[Data for analysis — start]

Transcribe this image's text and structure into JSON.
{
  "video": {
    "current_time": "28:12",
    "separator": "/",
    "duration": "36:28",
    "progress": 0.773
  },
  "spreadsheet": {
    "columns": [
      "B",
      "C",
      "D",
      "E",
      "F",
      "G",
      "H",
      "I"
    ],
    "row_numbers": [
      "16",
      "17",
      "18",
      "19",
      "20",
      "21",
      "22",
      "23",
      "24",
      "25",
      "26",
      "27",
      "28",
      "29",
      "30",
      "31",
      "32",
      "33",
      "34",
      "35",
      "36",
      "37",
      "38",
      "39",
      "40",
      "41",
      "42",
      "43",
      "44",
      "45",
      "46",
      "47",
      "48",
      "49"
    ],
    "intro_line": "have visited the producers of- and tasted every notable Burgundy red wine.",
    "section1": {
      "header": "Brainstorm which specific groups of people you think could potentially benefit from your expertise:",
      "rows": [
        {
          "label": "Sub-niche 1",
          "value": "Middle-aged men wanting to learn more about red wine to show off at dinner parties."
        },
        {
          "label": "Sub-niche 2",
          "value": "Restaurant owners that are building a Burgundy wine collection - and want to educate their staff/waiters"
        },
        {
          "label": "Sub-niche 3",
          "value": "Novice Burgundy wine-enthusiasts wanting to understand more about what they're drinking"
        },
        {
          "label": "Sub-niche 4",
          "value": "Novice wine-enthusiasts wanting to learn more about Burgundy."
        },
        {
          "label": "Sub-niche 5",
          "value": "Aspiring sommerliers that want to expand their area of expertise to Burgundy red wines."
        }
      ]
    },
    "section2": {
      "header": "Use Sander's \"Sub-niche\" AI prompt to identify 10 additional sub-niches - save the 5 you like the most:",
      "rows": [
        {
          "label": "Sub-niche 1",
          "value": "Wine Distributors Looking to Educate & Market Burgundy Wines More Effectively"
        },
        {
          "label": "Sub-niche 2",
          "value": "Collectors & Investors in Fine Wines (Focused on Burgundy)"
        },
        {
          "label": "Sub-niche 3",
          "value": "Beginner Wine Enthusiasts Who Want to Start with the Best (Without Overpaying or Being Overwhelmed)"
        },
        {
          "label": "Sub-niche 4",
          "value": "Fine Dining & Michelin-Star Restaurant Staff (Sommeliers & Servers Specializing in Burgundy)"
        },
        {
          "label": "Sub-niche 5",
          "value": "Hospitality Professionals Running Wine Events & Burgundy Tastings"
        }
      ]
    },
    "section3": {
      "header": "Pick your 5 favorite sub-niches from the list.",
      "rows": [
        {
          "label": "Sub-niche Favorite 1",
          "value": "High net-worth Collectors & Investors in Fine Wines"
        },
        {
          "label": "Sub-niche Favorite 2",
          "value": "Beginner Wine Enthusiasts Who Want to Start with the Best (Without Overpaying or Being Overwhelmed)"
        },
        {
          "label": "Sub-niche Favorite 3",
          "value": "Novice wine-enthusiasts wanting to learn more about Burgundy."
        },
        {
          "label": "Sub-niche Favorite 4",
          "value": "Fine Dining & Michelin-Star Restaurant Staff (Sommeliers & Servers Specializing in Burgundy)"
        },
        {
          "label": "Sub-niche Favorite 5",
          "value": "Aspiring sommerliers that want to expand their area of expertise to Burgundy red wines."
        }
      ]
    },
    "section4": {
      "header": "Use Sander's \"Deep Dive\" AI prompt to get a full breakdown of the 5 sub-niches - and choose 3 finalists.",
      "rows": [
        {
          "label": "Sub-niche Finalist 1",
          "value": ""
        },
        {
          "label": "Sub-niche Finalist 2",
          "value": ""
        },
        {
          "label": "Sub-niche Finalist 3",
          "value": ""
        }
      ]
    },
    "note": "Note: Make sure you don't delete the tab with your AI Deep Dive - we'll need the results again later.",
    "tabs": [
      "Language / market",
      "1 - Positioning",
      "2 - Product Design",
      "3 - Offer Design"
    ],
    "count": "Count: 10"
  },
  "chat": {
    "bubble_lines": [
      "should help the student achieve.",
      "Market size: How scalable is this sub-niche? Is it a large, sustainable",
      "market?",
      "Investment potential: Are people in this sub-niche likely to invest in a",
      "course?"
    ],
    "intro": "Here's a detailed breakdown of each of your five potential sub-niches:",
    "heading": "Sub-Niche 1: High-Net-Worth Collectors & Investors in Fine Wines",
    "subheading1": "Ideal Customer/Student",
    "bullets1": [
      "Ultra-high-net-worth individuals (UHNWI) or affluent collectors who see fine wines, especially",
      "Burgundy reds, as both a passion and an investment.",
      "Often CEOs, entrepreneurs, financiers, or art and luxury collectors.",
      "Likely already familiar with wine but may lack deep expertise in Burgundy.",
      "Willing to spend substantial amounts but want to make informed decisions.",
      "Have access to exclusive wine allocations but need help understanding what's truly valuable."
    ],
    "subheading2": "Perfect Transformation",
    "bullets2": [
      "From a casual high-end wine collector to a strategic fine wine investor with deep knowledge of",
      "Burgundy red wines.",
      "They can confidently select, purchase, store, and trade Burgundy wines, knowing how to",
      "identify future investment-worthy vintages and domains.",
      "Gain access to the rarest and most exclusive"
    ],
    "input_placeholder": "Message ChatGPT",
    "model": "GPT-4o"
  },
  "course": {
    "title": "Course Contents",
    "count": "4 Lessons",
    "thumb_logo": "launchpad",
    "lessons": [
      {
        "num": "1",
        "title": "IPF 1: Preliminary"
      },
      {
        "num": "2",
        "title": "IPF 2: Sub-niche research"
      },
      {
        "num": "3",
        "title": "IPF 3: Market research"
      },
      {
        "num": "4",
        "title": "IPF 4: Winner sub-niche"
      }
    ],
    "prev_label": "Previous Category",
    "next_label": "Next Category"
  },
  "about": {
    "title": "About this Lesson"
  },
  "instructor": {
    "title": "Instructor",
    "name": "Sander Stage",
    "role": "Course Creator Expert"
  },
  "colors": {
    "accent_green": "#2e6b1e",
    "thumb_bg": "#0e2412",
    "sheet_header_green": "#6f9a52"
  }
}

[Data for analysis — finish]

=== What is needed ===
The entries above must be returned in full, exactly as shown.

=== Result for this task ===
Transcribe this image's text and structure into JSON.
{
  "video": {
    "current_time": "28:12",
    "separator": "/",
    "duration": "36:28",
    "progress": 0.773
  },
  "spreadsheet": {
    "columns": [
      "B",
      "C",
      "D",
      "E",
      "F",
      "G",
      "H",
      "I"
    ],
    "row_numbers": [
      "16",
      "17",
      "18",
      "19",
      "20",
      "21",
      "22",
      "23",
      "24",
      "25",
      "26",
      "27",
      "28",
      "29",
      "30",
      "31",
      "32",
      "33",
      "34",
      "35",
      "36",
      "37",
      "38",
      "39",
      "40",
      "41",
      "42",
      "43",
      "44",
      "45",
      "46",
      "47",
      "48",
      "49"
    ],
    "intro_line": "have visited the producers of- and tasted every notable Burgundy red wine.",
    "section1": {
      "header": "Brainstorm which specific groups of people you think could potentially benefit from your expertise:",
      "rows": [
        {
          "label": "Sub-niche 1",
          "value": "Middle-aged men wanting to learn more about red wine to show off at dinner parties."
        },
        {
          "label": "Sub-niche 2",
          "value": "Restaurant owners that are building a Burgundy wine collection - and want to educate their staff/waiters"
        },
        {
          "label": "Sub-niche 3",
          "value": "Novice Burgundy wine-enthusiasts wanting to understand more about what they're drinking"
        },
        {
          "label": "Sub-niche 4",
          "value": "Novice wine-enthusiasts wanting to learn more about Burgundy."
        },
        {
          "label": "Sub-niche 5",
          "value": "Aspiring sommerliers that want to expand their area of expertise to Burgundy red wines."
        }
      ]
    },
    "section2": {
      "header": "Use Sander's \"Sub-niche\" AI prompt to identify 10 additional sub-niches - save the 5 you like the most:",
      "rows": [
        {
          "label": "Sub-niche 1",
          "value": "Wine Distributors Looking to Educate & Market Burgundy Wines More Effectively"
        },
        {
          "label": "Sub-niche 2",
          "value": "Collectors & Investors in Fine Wines (Focused on Burgundy)"
        },
        {
          "label": "Sub-niche 3",
          "value": "Beginner Wine Enthusiasts Who Want to Start with the Best (Without Overpaying or Being Overwhelmed)"
        },
        {
          "label": "Sub-niche 4",
          "value": "Fine Dining & Michelin-Star Restaurant Staff (Sommeliers & Servers Specializing in Burgundy)"
        },
        {
          "label": "Sub-niche 5",
          "value": "Hospitality Professionals Running Wine Events & Burgundy Tastings"
        }
      ]
    },
    "section3": {
      "header": "Pick your 5 favorite sub-niches from the list.",
      "rows": [
        {
          "label": "Sub-niche Favorite 1",
          "value": "High net-worth Collectors & Investors in Fine Wines"
        },
        {
          "label": "Sub-niche Favorite 2",
          "value": "Beginner Wine Enthusiasts Who Want to Start with the Best (Without Overpaying or Being Overwhelmed)"
        },
        {
          "label": "Sub-niche Favorite 3",
          "value": "Novice wine-enthusiasts wanting to learn more about Burgundy."
        },
        {
          "label": "Sub-niche Favorite 4",
          "value": "Fine Dining & Michelin-Star Restaurant Staff (Sommeliers & Servers Specializing in Burgundy)"
        },
        {
          "label": "Sub-niche Favorite 5",
          "value": "Aspiring sommerliers that want to expand their area of expertise to Burgundy red wines."
        }
      ]
    },
    "section4": {
      "header": "Use Sander's \"Deep Dive\" AI prompt to get a full breakdown of the 5 sub-niches - and choose 3 finalists.",
      "rows": [
        {
          "label": "Sub-niche Finalist 1",
          "value": ""
        },
        {
          "label": "Sub-niche Finalist 2",
          "value": ""
        },
        {
          "label": "Sub-niche Finalist 3",
          "value": ""
        }
      ]
    },
    "note": "Note: Make sure you don't delete the tab with your AI Deep Dive - we'll need the results again later.",
    "tabs": [
      "Language / market",
      "1 - Positioning",
      "2 - Product Design",
      "3 - Offer Design"
    ],
    "count": "Count: 10"
  },
  "chat": {
    "bubble_lines": [
      "should help the student achieve.",
      "Market size: How scalable is this sub-niche? Is it a large, sustainable",
      "market?",
      "Investment potential: Are people in this sub-niche likely to invest in a",
      "course?"
    ],
    "intro": "Here's a detailed breakdown of each of your five potential sub-niches:",
    "heading": "Sub-Niche 1: High-Net-Worth Collectors & Investors in Fine Wines",
    "subheading1": "Ideal Customer/Student",
    "bullets1": [
      "Ultra-high-net-worth individuals (UHNWI) or affluent collectors who see fine wines, especially",
      "Burgundy reds, as both a passion and an investment.",
      "Often CEOs, entrepreneurs, financiers, or art and luxury collectors.",
      "Likely already familiar with wine but may lack deep expertise in Burgundy.",
      "Willing to spend substantial amounts but want to make informed decisions.",
      "Have access to exclusive wine allocations but need help understanding what's truly valuable."
    ],
    "subheading2": "Perfect Transformation",
    "bullets2": [
      "From a casual high-end wine collector to a strategic fine wine investor with deep knowledge of",
      "Burgundy red wines.",
      "They can confidently select, purchase, store, and trade Burgundy wines, knowing how to",
      "identify future investment-worthy vintages and domains.",
      "Gain access to the rarest and most exclusive"
    ],
    "input_placeholder": "Message ChatGPT",
    "model": "GPT-4o"
  },
  "course": {
    "title": "Course Contents",
    "count": "4 Lessons",
    "thumb_logo": "launchpad",
    "lessons": [
      {
        "num": "1",
        "title": "IPF 1: Preliminary"
      },
      {
        "num": "2",
        "title": "IPF 2: Sub-niche research"
      },
      {
        "num": "3",
        "title": "IPF 3: Market research"
      },
      {
        "num": "4",
        "title": "IPF 4: Winner sub-niche"
      }
    ],
    "prev_label": "Previous Category",
    "next_label": "Next Category"
  },
  "about": {
    "title": "About this Lesson"
  },
  "instructor": {
    "title": "Instructor",
    "name": "Sander Stage",
    "role": "Course Creator Expert"
  },
  "colors": {
    "accent_green": "#2e6b1e",
    "thumb_bg": "#0e2412",
    "sheet_header_green": "#6f9a52"
  }
}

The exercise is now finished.